> _What is expected_: Write out the records below once more, exactly and completely.

*** Input for this task ***

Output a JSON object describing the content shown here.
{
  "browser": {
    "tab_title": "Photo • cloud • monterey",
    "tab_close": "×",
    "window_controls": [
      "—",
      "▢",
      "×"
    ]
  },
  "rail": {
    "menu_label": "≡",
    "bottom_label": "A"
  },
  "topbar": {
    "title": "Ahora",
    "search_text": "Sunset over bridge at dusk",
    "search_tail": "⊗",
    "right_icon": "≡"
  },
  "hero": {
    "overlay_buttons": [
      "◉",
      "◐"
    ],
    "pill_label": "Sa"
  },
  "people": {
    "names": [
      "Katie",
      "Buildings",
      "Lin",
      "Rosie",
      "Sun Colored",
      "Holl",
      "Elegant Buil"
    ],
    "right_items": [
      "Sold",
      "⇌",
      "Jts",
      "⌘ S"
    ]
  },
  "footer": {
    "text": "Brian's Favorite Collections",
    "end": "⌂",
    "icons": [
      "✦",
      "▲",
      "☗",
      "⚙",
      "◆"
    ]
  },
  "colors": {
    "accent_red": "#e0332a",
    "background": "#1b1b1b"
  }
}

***

> _Task solution_:
Output a JSON object describing the content shown here.
{
  "browser": {
    "tab_title": "Photo • cloud • monterey",
    "tab_close": "×",
    "window_controls": [
      "—",
      "▢",
      "×"
    ]
  },
  "rail": {
    "menu_label": "≡",
    "bottom_label": "A"
  },
  "topbar": {
    "title": "Ahora",
    "search_text": "Sunset over bridge at dusk",
    "search_tail": "⊗",
    "right_icon": "≡"
  },
  "hero": {
    "overlay_buttons": [
      "◉",
      "◐"
    ],
    "pill_label": "Sa"
  },
  "people": {
    "names": [
      "Katie",
      "Buildings",
      "Lin",
      "Rosie",
      "Sun Colored",
      "Holl",
      "Elegant Buil"
    ],
    "right_items": [
      "Sold",
      "⇌",
      "Jts",
      "⌘ S"
    ]
  },
  "footer": {
    "text": "Brian's Favorite Collections",
    "end": "⌂",
    "icons": [
      "✦",
      "▲",
      "☗",
      "⚙",
      "◆"
    ]
  },
  "colors": {
    "accent_red": "#e0332a",
    "background": "#1b1b1b"
  }
}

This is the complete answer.